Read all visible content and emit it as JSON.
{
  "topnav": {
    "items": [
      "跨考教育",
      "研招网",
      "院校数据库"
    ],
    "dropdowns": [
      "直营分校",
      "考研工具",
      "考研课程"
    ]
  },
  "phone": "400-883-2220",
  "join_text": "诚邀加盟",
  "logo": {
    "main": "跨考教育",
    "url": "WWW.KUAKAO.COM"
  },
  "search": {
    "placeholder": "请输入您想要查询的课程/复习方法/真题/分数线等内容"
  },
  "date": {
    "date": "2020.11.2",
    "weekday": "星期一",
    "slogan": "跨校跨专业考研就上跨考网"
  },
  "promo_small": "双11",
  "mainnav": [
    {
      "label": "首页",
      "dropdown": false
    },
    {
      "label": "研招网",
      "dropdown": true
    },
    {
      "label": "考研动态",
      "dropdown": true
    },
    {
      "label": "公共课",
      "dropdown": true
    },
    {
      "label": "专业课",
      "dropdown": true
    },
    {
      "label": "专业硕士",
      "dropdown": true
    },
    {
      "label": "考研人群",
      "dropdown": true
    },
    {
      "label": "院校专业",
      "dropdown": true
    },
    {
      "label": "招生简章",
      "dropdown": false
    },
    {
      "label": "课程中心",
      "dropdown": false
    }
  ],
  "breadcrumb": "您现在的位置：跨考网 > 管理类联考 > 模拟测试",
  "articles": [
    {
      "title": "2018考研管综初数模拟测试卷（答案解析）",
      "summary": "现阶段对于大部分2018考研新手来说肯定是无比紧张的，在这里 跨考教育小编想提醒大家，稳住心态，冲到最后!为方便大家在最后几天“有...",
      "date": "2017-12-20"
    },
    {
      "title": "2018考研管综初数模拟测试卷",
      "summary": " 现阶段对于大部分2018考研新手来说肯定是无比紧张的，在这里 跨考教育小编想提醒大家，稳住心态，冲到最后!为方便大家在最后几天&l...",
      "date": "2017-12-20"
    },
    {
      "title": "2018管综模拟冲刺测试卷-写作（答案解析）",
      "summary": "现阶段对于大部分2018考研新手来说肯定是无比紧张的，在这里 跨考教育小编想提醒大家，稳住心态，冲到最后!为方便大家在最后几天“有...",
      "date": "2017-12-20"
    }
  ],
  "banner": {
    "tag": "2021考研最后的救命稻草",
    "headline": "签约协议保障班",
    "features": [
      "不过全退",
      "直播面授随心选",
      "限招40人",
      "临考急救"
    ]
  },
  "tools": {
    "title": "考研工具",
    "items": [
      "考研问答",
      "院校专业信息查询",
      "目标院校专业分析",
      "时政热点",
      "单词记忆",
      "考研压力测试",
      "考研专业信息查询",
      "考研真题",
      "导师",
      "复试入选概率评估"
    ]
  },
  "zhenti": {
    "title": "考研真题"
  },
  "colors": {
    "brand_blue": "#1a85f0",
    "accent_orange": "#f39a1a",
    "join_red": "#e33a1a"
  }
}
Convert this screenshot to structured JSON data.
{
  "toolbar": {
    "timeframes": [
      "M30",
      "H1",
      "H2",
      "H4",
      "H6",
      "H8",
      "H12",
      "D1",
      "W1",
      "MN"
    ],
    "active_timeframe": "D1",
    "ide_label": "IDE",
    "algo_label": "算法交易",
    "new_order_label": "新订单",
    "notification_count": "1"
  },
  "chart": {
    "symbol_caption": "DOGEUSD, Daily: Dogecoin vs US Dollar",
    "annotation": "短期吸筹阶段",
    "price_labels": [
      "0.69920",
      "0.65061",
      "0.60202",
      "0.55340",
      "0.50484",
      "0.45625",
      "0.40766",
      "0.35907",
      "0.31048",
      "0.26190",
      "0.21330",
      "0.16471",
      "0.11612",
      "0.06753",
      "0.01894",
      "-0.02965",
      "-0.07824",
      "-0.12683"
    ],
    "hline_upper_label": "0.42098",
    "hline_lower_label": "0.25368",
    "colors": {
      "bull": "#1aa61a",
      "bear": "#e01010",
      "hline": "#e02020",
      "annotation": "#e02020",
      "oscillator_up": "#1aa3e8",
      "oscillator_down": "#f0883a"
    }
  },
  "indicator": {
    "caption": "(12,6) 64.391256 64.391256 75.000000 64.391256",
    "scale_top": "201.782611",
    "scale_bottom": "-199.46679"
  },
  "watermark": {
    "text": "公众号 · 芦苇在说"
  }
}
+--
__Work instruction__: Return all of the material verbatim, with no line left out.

__Answer box__:
Read all visible content and emit it as JSON.
{
  "topnav": {
    "items": [
      "跨考教育",
      "研招网",
      "院校数据库"
    ],
    "dropdowns": [
      "直营分校",
      "考研工具",
      "考研课程"
    ]
  },
  "phone": "400-883-2220",
  "join_text": "诚邀加盟",
  "logo": {
    "main": "跨考教育",
    "url": "WWW.KUAKAO.COM"
  },
  "search": {
    "placeholder": "请输入您想要查询的课程/复习方法/真题/分数线等内容"
  },
  "date": {
    "date": "2020.11.2",
    "weekday": "星期一",
    "slogan": "跨校跨专业考研就上跨考网"
  },
  "promo_small": "双11",
  "mainnav": [
    {
      "label": "首页",
      "dropdown": false
    },
    {
      "label": "研招网",
      "dropdown": true
    },
    {
      "label": "考研动态",
      "dropdown": true
    },
    {
      "label": "公共课",
      "dropdown": true
    },
    {
      "label": "专业课",
      "dropdown": true
    },
    {
      "label": "专业硕士",
      "dropdown": true
    },
    {
      "label": "考研人群",
      "dropdown": true
    },
    {
      "label": "院校专业",
      "dropdown": true
    },
    {
      "label": "招生简章",
      "dropdown": false
    },
    {
      "label": "课程中心",
      "dropdown": false
    }
  ],
  "breadcrumb": "您现在的位置：跨考网 > 管理类联考 > 模拟测试",
  "articles": [
    {
      "title": "2018考研管综初数模拟测试卷（答案解析）",
      "summary": "现阶段对于大部分2018考研新手来说肯定是无比紧张的，在这里 跨考教育小编想提醒大家，稳住心态，冲到最后!为方便大家在最后几天“有...",
      "date": "2017-12-20"
    },
    {
      "title": "2018考研管综初数模拟测试卷",
      "summary": " 现阶段对于大部分2018考研新手来说肯定是无比紧张的，在这里 跨考教育小编想提醒大家，稳住心态，冲到最后!为方便大家在最后几天&l...",
      "date": "2017-12-20"
    },
    {
      "title": "2018管综模拟冲刺测试卷-写作（答案解析）",
      "summary": "现阶段对于大部分2018考研新手来说肯定是无比紧张的，在这里 跨考教育小编想提醒大家，稳住心态，冲到最后!为方便大家在最后几天“有...",
      "date": "2017-12-20"
    }
  ],
  "banner": {
    "tag": "2021考研最后的救命稻草",
    "headline": "签约协议保障班",
    "features": [
      "不过全退",
      "直播面授随心选",
      "限招40人",
      "临考急救"
    ]
  },
  "tools": {
    "title": "考研工具",
    "items": [
      "考研问答",
      "院校专业信息查询",
      "目标院校专业分析",
      "时政热点",
      "单词记忆",
      "考研压力测试",
      "考研专业信息查询",
      "考研真题",
      "导师",
      "复试入选概率评估"
    ]
  },
  "zhenti": {
    "title": "考研真题"
  },
  "colors": {
    "brand_blue": "#1a85f0",
    "accent_orange": "#f39a1a",
    "join_red": "#e33a1a"
  }
}
Convert this screenshot to structured JSON data.
{
  "toolbar": {
    "timeframes": [
      "M30",
      "H1",
      "H2",
      "H4",
      "H6",
      "H8",
      "H12",
      "D1",
      "W1",
      "MN"
    ],
    "active_timeframe": "D1",
    "ide_label": "IDE",
    "algo_label": "算法交易",
    "new_order_label": "新订单",
    "notification_count": "1"
  },
  "chart": {
    "symbol_caption": "DOGEUSD, Daily: Dogecoin vs US Dollar",
    "annotation": "短期吸筹阶段",
    "price_labels": [
      "0.69920",
      "0.65061",
      "0.60202",
      "0.55340",
      "0.50484",
      "0.45625",
      "0.40766",
      "0.35907",
      "0.31048",
      "0.26190",
      "0.21330",
      "0.16471",
      "0.11612",
      "0.06753",
      "0.01894",
      "-0.02965",
      "-0.07824",
      "-0.12683"
    ],
    "hline_upper_label": "0.42098",
    "hline_lower_label": "0.25368",
    "colors": {
      "bull": "#1aa61a",
      "bear": "#e01010",
      "hline": "#e02020",
      "annotation": "#e02020",
      "oscillator_up": "#1aa3e8",
      "oscillator_down": "#f0883a"
    }
  },
  "indicator": {
    "caption": "(12,6) 64.391256 64.391256 75.000000 64.391256",
    "scale_top": "201.782611",
    "scale_bottom": "-199.46679"
  },
  "watermark": {
    "text": "公众号 · 芦苇在说"
  }
}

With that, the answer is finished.